Friday, September 7, 2007

The Self as Idol

Now 34 years old, [Luther] was not a young hothead. For seven years he had lived in anguish, often in despair, about the state of his soul. He had fought the urgings of the flesh — not only desire but also hatred and envy — and he had always lost the battle. How could he hope to be saved? Then one day, when a brother monk was reciting the Creed, the words I believe in the forgiveness of sins struck him as a revelation. I felt as if I were born anew. Faith had suddenly descended into him without his doing anything to deserve it. His divided self or sick soul, as William James called the typical state, as mysteriously healed. The mystery was God’s bestowal of grace. Lacking it, the sinner cannot have faith and walk in the path of salvation.

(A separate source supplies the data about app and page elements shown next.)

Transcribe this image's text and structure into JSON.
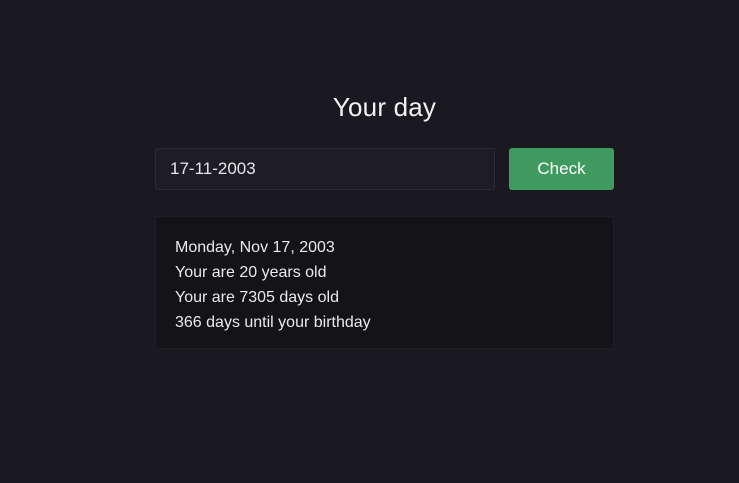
{
  "header": {
    "title": "Your day"
  },
  "form": {
    "date_value": "17-11-2003",
    "check_label": "Check"
  },
  "result": {
    "lines": [
      "Monday, Nov 17, 2003",
      "Your are 20 years old",
      "Your are 7305 days old",
      "366 days until your birthday"
    ]
  },
  "colors": {
    "background": "#1a1920",
    "button": "#3f9a5f",
    "card": "#141318"
  }
}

Such is the substance not merely of the Protestant idea, but of the Protestant experience.
— Jacques Barzun, From Dawn to Decadence, p. 6.

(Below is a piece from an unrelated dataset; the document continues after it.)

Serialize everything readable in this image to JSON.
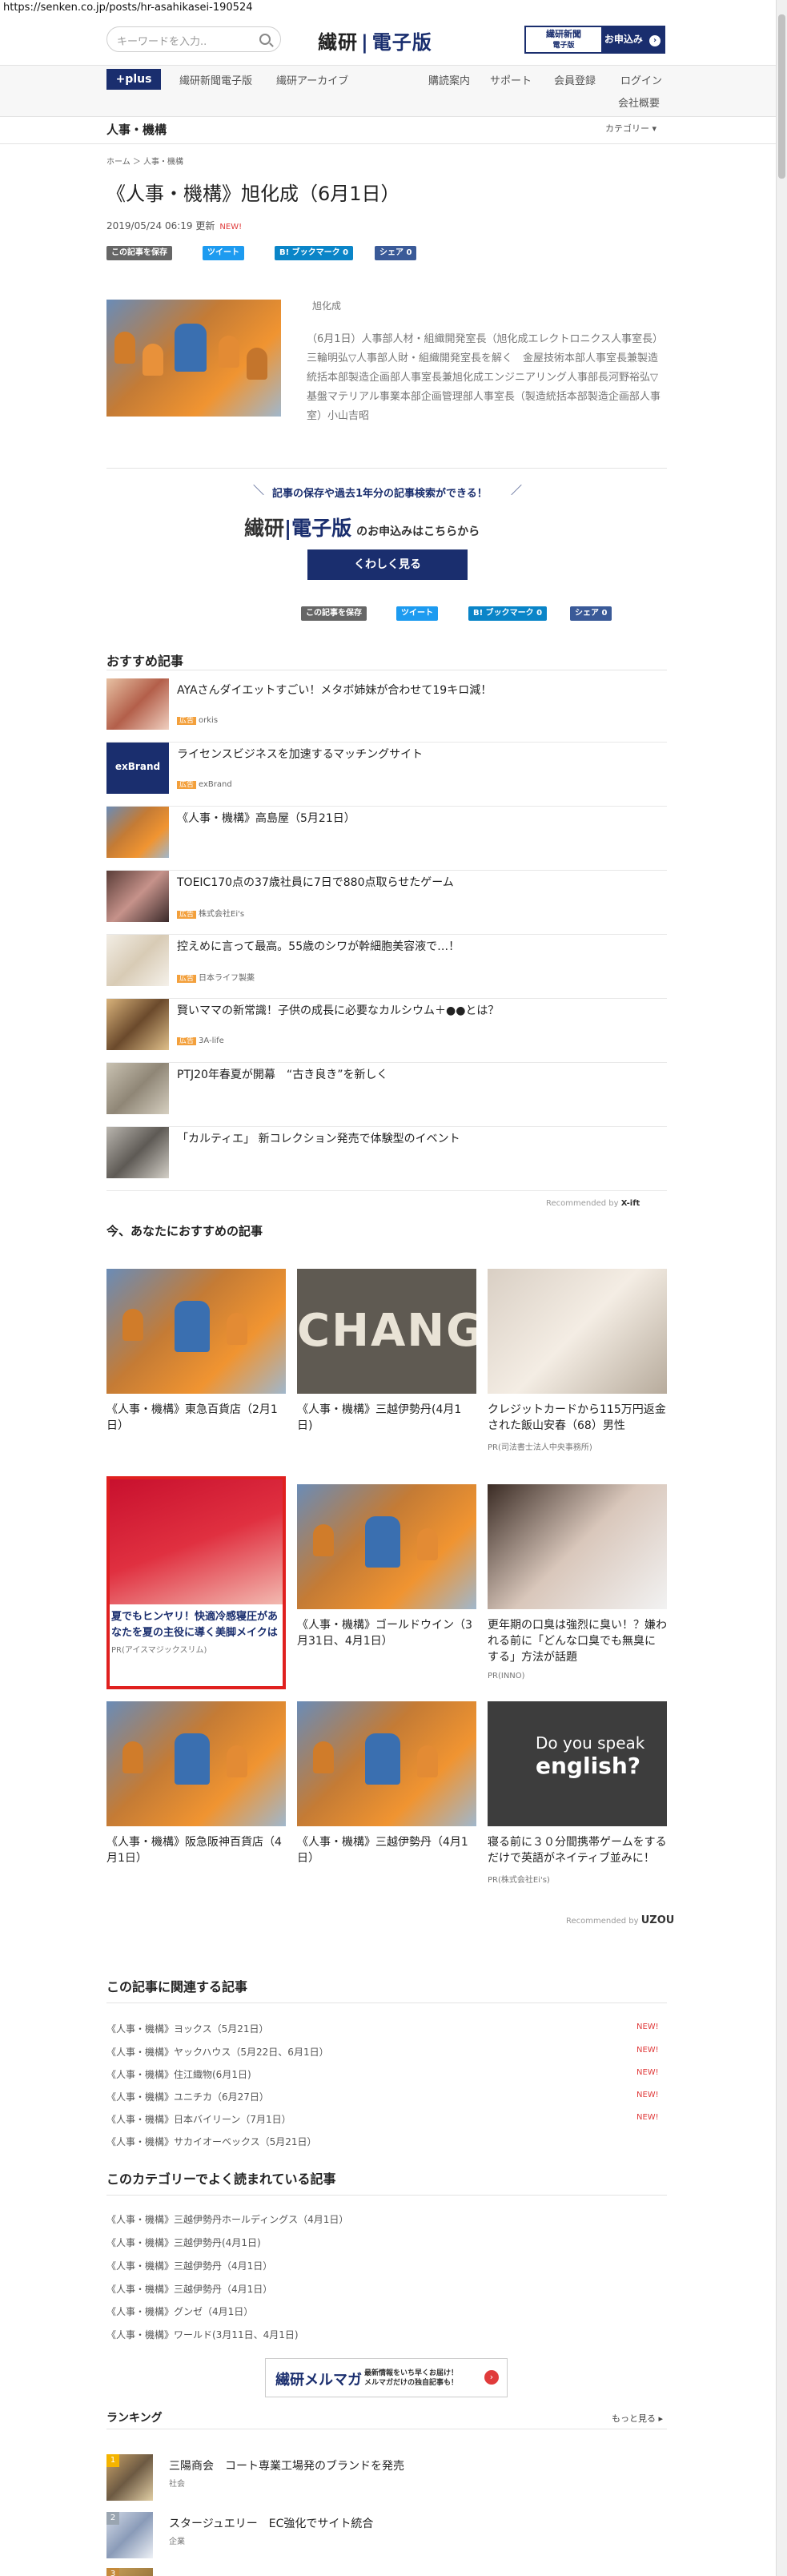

The egoism of Luther did not bode well for the next 500 years of salvation history. True, the Church was decadent, but why did he worry about his soul and not God’s will? Why was not he content to lose his self and gain you? Why did he want to be healed so that he need not the physician?